With the aid of a wheelchair, if my memory is correct, we got my mother into our car. Then I drove down to a bridge that crossed the main fork of the Kaweah River, leading onto Dinley Road, which followed the river downstream. I stopped at a turnout next to a small beach that I remembered from my childhood days of roaming the river.
My wife took a blanket down to the riverbank. I opened the passenger car door, leaned down and picked my mother up, cradling her in my arms. She put her hands around my neck. My mother wasn't big on hugging. This was an unusually intimate physical moment for us. But it felt so right.
I picked my steps across the river rocks carefully. I didn't want to stumble and drop my mother. That wouldn't be part of her stroke rehab program. I managed the short walk to the river just fine.

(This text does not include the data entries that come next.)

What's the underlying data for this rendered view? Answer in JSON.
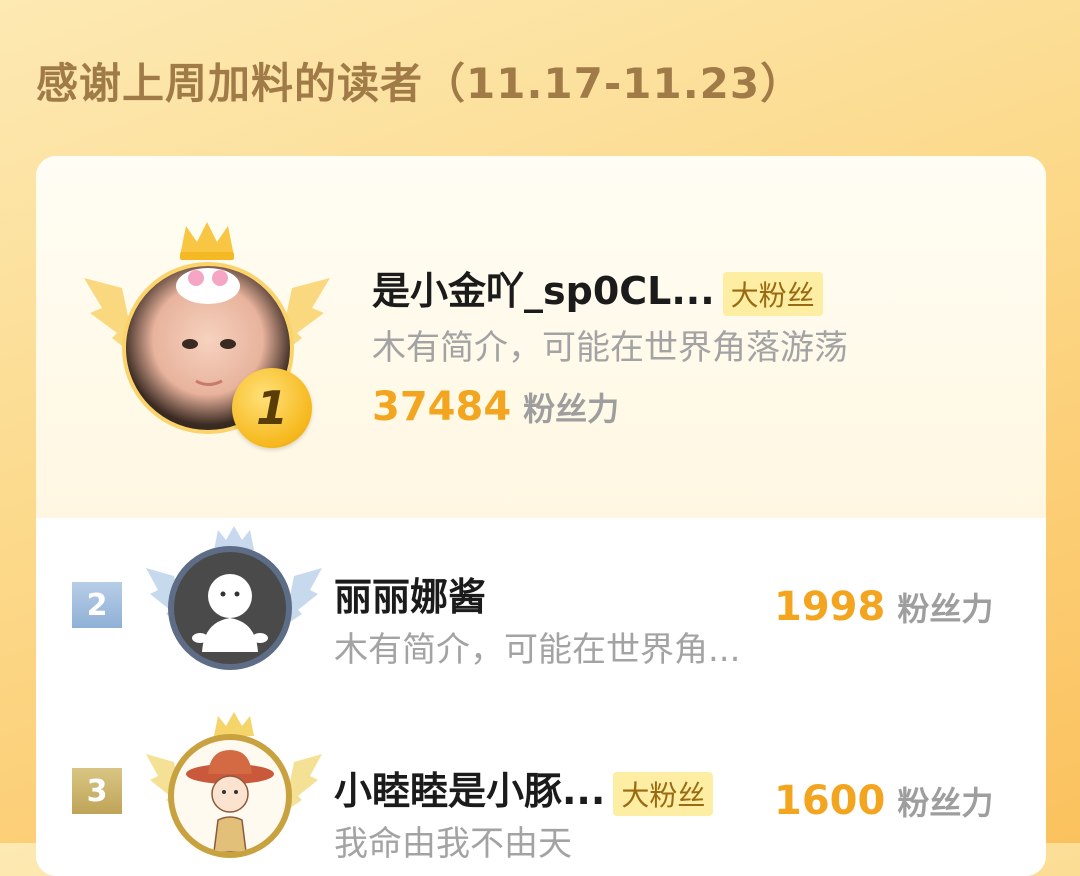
{
  "header": {
    "title": "感谢上周加料的读者（11.17-11.23）"
  },
  "colors": {
    "accent": "#f3a51f",
    "tag_bg": "#fdeea4",
    "gold": "#f6b81c",
    "silver": "#8fb0d6",
    "bronze": "#bfa458"
  },
  "readers": [
    {
      "rank": "1",
      "name": "是小金吖_sp0CL...",
      "tag": "大粉丝",
      "bio": "木有简介，可能在世界角落游荡",
      "score": "37484",
      "score_label": "粉丝力",
      "avatar_icon": "user-photo-avatar"
    },
    {
      "rank": "2",
      "name": "丽丽娜酱",
      "tag": "",
      "bio": "木有简介，可能在世界角...",
      "score": "1998",
      "score_label": "粉丝力",
      "avatar_icon": "default-ghost-avatar"
    },
    {
      "rank": "3",
      "name": "小睦睦是小豚...",
      "tag": "大粉丝",
      "bio": "我命由我不由天",
      "score": "1600",
      "score_label": "粉丝力",
      "avatar_icon": "cartoon-character-avatar"
    }
  ]
}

My mother wasn't very heavy. We'd switched roles. I was carrying her like a child; she was trusting me to get her safely to the blanket.
It was a deeply moving experience for me. A great choice for my One Honest Moment.
What I've learned on this Mother's Day is that what matters most to me aren't grand overarching all-encompassing recollections of the way things were or how someone was. Instead, it is discrete moments which were so meaningful to me, a few seconds of a memorable memory have much more of an impact than days, weeks, months, and years of forgotten or barely recollected everyday experiences.
There are moments. And then there are moments.
I had lots of each with my mother, both good and bad, happy and sad. Today, I chose to focus on one. One Honest Moment when my mother and I were genuine, real, connected, intimate.
So what if those moments were few and far between with us? One Honest Moment is worth a gazillion (maybe more!) of un-OHMs.